### What to work on:
One line at a time, check the entries below for the word "JSON", and copy each line that has it.

Exercise material Block Start

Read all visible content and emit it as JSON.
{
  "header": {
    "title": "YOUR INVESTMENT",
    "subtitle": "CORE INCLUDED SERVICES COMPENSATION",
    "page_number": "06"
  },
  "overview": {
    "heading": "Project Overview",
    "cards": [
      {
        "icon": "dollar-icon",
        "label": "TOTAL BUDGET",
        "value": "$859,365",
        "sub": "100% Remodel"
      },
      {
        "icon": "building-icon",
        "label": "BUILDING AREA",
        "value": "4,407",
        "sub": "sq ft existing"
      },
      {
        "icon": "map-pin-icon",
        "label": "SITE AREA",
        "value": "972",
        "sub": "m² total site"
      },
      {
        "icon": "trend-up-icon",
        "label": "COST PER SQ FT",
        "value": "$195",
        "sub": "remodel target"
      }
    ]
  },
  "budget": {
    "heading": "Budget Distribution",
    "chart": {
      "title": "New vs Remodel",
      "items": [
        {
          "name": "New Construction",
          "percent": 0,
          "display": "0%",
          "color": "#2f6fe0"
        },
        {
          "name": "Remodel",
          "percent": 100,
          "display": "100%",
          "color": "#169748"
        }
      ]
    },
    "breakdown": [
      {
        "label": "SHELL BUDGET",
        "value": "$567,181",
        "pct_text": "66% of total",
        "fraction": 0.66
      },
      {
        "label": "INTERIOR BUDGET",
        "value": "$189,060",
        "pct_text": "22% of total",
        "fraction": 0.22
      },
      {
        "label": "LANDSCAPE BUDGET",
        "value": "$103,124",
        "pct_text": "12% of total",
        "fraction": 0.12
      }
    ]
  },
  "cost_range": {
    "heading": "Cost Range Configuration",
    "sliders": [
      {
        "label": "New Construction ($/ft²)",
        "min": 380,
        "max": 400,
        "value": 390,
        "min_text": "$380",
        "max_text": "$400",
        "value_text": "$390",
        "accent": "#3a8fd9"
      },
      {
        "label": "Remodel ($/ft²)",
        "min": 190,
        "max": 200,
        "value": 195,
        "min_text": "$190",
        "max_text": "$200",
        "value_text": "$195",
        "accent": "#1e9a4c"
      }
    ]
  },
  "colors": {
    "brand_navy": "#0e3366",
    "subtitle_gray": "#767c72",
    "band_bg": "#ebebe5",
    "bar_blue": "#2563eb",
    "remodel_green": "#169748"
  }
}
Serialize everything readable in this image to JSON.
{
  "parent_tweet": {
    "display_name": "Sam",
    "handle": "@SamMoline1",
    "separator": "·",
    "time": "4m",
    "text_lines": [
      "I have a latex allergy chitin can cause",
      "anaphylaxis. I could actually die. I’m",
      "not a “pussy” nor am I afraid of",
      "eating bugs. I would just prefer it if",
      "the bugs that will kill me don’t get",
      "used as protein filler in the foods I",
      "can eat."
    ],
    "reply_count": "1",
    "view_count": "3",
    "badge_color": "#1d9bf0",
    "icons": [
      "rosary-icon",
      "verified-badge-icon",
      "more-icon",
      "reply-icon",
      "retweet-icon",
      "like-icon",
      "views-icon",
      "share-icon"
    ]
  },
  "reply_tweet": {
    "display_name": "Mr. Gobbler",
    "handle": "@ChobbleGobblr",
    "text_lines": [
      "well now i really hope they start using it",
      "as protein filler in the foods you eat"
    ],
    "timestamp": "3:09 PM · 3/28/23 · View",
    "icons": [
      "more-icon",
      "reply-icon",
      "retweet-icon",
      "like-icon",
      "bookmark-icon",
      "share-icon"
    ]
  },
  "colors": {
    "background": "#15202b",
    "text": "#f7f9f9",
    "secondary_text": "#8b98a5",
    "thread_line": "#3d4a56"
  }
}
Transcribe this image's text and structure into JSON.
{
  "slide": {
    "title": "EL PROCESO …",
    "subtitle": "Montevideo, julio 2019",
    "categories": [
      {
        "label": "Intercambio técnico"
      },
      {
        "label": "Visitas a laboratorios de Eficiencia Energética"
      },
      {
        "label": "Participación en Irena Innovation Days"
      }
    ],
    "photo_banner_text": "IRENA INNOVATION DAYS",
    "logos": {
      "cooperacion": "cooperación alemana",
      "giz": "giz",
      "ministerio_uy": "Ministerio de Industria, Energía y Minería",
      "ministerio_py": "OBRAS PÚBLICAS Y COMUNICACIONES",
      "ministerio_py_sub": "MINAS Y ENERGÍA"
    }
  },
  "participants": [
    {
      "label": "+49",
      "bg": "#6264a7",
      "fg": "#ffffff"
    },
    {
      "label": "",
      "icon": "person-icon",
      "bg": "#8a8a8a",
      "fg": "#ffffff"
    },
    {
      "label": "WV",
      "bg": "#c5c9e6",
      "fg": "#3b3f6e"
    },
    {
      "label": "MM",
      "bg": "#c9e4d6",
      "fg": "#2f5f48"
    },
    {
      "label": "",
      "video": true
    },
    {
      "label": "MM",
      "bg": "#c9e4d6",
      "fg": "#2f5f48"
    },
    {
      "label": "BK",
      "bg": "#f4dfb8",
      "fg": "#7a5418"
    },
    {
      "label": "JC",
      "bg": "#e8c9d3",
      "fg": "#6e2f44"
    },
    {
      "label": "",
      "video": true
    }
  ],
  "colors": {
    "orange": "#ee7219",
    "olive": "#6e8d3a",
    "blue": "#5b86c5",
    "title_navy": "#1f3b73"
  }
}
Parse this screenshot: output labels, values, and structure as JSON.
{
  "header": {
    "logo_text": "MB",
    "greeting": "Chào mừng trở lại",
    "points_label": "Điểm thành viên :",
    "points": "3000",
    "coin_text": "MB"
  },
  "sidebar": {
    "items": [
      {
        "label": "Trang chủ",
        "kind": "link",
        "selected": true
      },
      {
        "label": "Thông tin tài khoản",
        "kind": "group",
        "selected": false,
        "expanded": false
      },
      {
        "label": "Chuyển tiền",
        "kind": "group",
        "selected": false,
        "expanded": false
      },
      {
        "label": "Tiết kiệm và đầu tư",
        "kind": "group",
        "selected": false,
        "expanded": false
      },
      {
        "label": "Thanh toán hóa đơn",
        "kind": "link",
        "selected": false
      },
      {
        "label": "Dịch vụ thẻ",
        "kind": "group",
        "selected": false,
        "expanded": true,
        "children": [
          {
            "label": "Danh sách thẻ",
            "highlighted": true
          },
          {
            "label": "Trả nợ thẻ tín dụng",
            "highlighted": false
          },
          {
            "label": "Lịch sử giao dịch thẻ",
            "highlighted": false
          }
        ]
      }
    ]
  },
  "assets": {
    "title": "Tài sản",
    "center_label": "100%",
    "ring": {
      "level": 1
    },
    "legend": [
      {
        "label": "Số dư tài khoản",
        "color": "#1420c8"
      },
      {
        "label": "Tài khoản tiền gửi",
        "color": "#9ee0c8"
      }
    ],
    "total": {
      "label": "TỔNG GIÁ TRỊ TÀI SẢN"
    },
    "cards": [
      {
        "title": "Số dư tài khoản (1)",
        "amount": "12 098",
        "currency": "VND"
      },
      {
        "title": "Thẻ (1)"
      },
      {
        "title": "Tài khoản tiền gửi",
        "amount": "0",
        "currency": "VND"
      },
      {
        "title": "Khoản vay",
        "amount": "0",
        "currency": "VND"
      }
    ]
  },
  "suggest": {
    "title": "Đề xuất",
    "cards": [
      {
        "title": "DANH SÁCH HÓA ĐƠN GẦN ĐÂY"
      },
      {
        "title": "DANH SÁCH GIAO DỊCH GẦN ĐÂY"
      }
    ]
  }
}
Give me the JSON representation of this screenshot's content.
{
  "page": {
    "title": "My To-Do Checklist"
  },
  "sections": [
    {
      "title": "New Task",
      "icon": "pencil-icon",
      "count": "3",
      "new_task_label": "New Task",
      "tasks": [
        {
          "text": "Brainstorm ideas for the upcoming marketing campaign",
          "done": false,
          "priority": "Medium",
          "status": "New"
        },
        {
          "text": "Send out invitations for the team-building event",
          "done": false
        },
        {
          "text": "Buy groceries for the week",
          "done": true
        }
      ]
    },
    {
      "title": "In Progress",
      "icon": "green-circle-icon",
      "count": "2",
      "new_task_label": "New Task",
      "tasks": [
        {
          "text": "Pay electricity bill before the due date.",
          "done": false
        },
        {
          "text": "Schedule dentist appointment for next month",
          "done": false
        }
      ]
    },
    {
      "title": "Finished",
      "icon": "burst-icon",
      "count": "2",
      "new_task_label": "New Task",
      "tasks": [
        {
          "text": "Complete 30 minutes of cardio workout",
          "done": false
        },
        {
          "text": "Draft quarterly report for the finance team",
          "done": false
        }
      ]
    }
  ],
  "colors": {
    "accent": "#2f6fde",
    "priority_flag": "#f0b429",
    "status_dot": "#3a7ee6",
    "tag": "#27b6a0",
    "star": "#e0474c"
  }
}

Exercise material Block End

### Expected output:
Read all visible content and emit it as JSON.
Serialize everything readable in this image to JSON.
Transcribe this image's text and structure into JSON.
Parse this screenshot: output labels, values, and structure as JSON.
Give me the JSON representation of this screenshot's content.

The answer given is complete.